A judge’s ruling on Nov. 17 to reveal the heavily redacted search warrant, filed earlier in the year by special counsel Jack Smith, appeared to have provided the DOJ with information well beyond just Trump, according to The Politics Brief.
“We have a simple request for Congress, do your job. It’s not enough to do investigations and reports. We need to stop the government corruption and abuse that is so concerning to the American people,” Fitton stated in response to the discovery.
Special counsel Jack Smith, who is leading the investigation into Trump’s alleged election inference, reportedly requested information on all users Trump had followed, unfollowed, muted, unmuted, unblocked, or blocked from October 2020 to January 2021. In addition, users who followed, unfollowed, muted, unmuted, blocked, or unblocked Trump were allegedly tagged as well.
The reported search warrant paints a broad scope of what the DOJ was requesting to obtain on Trump’s personal information from Twitter, allowing the DOJ to allegedly open their search to users who were merely connected to the 45th president.
From images and “logs and metadata,” Smith included “all lists of Twitter users who have favorited or retweeted posts by the account, as well as all tweets that include the username associated with the account (i.e., “mentions” or “replies”).”
The warrant continued to include Trump’s geolocation, private messages, search history, and contact information, according to The Politics Brief.
Smith obtained a search warrant at the beginning of 2023 for the former president’s Twitter account. In response, Twitter had delayed handing over the information and instead filed a sealed court case seeking to block the DOJ’s order to not tell Trump or anyone else about the warrant, according to CNBC.
The warrant and lawsuit were not revealed until August when a federal appeals court decision revealed that they had upheld a lower court judge’s decision to fine the social media company $350,000 for failing to comply with the warrant’s three-day deadline and instead handing over the information on Feb. 9, the outlet reported.
Twitter had argued that withholding the information from their “subscriber,” Trump, would violate the company’s constitutional free speech rights. Nevertheless, the DOJ pushed back against the company, stating that allowing the 45th president to become aware of the information would interfere with the investigation, according to CNBC.
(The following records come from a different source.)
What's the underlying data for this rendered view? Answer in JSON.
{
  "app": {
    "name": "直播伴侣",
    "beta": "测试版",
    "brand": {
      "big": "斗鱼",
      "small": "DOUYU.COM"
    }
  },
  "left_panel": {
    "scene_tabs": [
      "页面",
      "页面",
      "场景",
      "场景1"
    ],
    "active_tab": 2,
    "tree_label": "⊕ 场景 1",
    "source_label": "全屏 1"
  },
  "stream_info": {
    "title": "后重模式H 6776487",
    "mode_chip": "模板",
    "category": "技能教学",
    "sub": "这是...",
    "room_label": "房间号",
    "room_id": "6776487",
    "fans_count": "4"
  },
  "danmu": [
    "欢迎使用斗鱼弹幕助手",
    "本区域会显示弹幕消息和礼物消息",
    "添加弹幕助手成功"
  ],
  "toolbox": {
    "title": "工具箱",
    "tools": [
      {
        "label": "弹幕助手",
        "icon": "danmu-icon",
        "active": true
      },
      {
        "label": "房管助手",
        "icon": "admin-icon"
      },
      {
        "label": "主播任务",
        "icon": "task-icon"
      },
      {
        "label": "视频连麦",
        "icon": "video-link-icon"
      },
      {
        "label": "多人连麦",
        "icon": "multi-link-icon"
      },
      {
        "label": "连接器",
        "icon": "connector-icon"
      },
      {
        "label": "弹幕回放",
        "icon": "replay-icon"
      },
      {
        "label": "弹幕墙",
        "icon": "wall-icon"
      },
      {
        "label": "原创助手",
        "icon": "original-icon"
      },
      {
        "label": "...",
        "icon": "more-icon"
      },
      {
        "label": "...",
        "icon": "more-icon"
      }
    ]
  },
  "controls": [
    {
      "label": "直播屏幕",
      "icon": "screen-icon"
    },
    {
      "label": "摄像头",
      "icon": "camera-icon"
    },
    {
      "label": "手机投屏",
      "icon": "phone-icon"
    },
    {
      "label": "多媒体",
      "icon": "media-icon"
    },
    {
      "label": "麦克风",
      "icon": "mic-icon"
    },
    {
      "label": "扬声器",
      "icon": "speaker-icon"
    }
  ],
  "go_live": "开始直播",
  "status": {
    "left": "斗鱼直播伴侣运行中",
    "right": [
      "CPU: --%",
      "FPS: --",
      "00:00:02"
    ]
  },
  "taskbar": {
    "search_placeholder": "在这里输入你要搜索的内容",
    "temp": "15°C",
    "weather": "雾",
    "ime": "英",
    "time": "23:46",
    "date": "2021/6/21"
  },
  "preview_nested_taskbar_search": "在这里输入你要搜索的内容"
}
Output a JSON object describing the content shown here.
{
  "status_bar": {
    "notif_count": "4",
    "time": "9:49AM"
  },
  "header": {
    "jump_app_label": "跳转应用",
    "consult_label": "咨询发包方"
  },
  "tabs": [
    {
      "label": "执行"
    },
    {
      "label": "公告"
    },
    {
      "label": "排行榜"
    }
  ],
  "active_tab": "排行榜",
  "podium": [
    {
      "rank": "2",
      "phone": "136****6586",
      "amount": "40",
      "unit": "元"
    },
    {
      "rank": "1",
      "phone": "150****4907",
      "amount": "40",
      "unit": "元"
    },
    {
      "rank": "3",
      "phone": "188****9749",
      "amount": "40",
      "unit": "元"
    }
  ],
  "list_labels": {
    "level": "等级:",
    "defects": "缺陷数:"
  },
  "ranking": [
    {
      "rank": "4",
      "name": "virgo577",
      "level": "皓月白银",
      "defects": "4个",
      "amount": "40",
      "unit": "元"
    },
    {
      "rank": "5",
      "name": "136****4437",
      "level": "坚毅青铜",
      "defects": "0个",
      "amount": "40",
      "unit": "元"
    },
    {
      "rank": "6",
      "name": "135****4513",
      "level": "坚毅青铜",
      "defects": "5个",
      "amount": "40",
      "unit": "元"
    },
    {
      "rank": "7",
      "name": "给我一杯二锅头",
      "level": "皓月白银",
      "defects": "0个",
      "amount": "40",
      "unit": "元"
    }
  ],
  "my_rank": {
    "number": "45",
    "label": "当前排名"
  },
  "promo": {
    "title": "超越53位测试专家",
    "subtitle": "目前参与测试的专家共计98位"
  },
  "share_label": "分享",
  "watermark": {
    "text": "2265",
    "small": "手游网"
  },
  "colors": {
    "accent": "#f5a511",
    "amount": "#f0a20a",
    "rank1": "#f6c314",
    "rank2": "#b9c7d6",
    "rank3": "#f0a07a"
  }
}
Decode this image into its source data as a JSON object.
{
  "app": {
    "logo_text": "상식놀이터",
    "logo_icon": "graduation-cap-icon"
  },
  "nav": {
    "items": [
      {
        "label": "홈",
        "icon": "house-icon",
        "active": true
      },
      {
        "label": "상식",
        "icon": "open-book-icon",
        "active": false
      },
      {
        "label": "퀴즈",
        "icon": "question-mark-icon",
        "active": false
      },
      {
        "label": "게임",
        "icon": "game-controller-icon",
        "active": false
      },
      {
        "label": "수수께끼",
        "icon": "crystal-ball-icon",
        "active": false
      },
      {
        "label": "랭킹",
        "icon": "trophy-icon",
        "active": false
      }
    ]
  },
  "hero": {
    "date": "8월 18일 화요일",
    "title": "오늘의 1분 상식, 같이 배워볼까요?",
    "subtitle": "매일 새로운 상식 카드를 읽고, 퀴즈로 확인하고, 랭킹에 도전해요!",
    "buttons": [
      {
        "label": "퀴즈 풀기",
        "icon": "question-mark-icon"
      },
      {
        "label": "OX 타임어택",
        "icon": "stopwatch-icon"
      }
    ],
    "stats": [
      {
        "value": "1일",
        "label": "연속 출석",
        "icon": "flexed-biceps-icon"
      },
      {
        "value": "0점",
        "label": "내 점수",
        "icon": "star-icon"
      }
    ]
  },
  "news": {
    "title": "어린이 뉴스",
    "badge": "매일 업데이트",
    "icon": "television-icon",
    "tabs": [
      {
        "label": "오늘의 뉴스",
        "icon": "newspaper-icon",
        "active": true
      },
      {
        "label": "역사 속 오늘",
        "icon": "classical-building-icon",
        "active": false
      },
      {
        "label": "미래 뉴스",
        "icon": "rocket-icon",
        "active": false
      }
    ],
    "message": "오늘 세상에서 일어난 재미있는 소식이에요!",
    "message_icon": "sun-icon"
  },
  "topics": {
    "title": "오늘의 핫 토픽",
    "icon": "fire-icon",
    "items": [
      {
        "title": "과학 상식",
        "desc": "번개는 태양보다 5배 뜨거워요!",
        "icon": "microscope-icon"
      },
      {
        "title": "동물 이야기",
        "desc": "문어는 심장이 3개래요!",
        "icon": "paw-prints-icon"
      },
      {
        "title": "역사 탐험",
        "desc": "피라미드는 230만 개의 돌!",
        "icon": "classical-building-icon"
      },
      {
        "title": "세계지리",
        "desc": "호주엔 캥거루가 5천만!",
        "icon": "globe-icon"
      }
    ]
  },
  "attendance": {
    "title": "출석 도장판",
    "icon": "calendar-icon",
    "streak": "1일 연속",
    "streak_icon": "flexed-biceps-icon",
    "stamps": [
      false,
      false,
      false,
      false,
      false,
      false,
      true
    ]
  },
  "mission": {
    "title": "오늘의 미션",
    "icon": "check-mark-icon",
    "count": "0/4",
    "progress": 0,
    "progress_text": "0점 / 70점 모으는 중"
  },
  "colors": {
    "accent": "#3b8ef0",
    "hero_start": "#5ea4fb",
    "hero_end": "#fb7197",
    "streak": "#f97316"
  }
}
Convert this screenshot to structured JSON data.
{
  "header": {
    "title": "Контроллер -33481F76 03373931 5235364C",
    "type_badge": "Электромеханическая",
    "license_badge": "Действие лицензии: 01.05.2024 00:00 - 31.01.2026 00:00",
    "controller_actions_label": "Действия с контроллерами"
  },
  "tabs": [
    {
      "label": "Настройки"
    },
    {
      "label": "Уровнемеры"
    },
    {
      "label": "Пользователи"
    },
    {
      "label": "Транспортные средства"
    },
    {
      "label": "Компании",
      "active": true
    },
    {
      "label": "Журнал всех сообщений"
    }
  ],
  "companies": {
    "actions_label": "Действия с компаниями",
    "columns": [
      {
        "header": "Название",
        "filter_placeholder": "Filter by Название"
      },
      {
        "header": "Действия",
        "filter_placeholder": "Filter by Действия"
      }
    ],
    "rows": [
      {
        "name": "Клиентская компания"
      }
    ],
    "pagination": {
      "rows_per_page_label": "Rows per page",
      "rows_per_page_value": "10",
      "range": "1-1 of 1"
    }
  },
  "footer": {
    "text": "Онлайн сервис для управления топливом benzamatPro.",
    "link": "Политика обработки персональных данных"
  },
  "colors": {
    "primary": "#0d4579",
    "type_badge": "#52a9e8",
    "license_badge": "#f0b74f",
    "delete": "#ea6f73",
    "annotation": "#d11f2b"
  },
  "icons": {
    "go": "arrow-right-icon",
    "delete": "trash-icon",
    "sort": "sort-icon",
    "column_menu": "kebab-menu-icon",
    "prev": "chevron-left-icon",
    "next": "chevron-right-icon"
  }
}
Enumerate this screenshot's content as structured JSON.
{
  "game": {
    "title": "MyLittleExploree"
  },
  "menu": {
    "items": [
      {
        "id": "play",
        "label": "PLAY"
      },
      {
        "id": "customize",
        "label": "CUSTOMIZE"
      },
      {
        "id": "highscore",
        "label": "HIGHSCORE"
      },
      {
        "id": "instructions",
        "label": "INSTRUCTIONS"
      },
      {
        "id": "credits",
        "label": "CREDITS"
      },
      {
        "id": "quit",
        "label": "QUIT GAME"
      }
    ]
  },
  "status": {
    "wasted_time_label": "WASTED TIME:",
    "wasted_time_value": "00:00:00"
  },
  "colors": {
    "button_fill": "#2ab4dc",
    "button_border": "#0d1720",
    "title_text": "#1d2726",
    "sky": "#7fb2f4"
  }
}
The ruling was unanimous by a three-judge panel of the U.S. Court of Appeals for the District of Columbia Circuit. Notably, two of the judges had been appointed by President Biden, and the third was appointed by former President Barack Obama, CNBC reported.